Data entries
· · · · · · ·

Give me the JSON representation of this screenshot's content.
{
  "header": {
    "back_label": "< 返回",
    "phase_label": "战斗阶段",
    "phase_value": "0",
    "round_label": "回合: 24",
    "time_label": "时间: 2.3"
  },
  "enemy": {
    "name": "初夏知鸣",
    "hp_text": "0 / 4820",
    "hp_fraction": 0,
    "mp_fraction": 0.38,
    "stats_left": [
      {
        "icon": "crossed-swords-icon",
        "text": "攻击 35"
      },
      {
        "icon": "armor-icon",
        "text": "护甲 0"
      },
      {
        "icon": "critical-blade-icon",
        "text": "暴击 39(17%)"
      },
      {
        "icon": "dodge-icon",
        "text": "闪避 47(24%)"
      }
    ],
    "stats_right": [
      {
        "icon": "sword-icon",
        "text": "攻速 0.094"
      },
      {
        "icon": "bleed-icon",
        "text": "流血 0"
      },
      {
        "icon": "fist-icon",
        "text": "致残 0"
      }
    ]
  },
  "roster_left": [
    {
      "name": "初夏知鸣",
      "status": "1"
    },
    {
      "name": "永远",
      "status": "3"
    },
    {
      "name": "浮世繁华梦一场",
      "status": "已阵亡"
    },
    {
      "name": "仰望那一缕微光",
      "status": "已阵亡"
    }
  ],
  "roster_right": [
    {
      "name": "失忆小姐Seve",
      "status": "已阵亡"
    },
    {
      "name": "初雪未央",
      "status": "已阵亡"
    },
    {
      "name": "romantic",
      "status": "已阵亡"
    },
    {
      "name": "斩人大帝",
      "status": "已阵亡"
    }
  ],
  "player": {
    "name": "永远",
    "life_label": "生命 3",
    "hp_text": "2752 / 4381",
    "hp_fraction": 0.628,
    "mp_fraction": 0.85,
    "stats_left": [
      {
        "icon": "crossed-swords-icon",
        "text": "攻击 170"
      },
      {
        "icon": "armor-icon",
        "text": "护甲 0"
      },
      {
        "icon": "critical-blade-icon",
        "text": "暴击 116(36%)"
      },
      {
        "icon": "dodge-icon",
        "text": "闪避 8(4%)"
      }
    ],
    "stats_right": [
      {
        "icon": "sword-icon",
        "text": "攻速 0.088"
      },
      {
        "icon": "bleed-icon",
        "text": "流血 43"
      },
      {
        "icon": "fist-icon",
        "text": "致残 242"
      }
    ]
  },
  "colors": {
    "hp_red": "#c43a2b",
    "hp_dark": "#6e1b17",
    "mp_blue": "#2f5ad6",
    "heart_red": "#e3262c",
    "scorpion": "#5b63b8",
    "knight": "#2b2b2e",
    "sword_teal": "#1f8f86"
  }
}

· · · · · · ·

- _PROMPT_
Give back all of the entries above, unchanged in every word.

- _OUTPUT OF THE EXERCISE_
Give me the JSON representation of this screenshot's content.
{
  "header": {
    "back_label": "< 返回",
    "phase_label": "战斗阶段",
    "phase_value": "0",
    "round_label": "回合: 24",
    "time_label": "时间: 2.3"
  },
  "enemy": {
    "name": "初夏知鸣",
    "hp_text": "0 / 4820",
    "hp_fraction": 0,
    "mp_fraction": 0.38,
    "stats_left": [
      {
        "icon": "crossed-swords-icon",
        "text": "攻击 35"
      },
      {
        "icon": "armor-icon",
        "text": "护甲 0"
      },
      {
        "icon": "critical-blade-icon",
        "text": "暴击 39(17%)"
      },
      {
        "icon": "dodge-icon",
        "text": "闪避 47(24%)"
      }
    ],
    "stats_right": [
      {
        "icon": "sword-icon",
        "text": "攻速 0.094"
      },
      {
        "icon": "bleed-icon",
        "text": "流血 0"
      },
      {
        "icon": "fist-icon",
        "text": "致残 0"
      }
    ]
  },
  "roster_left": [
    {
      "name": "初夏知鸣",
      "status": "1"
    },
    {
      "name": "永远",
      "status": "3"
    },
    {
      "name": "浮世繁华梦一场",
      "status": "已阵亡"
    },
    {
      "name": "仰望那一缕微光",
      "status": "已阵亡"
    }
  ],
  "roster_right": [
    {
      "name": "失忆小姐Seve",
      "status": "已阵亡"
    },
    {
      "name": "初雪未央",
      "status": "已阵亡"
    },
    {
      "name": "romantic",
      "status": "已阵亡"
    },
    {
      "name": "斩人大帝",
      "status": "已阵亡"
    }
  ],
  "player": {
    "name": "永远",
    "life_label": "生命 3",
    "hp_text": "2752 / 4381",
    "hp_fraction": 0.628,
    "mp_fraction": 0.85,
    "stats_left": [
      {
        "icon": "crossed-swords-icon",
        "text": "攻击 170"
      },
      {
        "icon": "armor-icon",
        "text": "护甲 0"
      },
      {
        "icon": "critical-blade-icon",
        "text": "暴击 116(36%)"
      },
      {
        "icon": "dodge-icon",
        "text": "闪避 8(4%)"
      }
    ],
    "stats_right": [
      {
        "icon": "sword-icon",
        "text": "攻速 0.088"
      },
      {
        "icon": "bleed-icon",
        "text": "流血 43"
      },
      {
        "icon": "fist-icon",
        "text": "致残 242"
      }
    ]
  },
  "colors": {
    "hp_red": "#c43a2b",
    "hp_dark": "#6e1b17",
    "mp_blue": "#2f5ad6",
    "heart_red": "#e3262c",
    "scorpion": "#5b63b8",
    "knight": "#2b2b2e",
    "sword_teal": "#1f8f86"
  }
}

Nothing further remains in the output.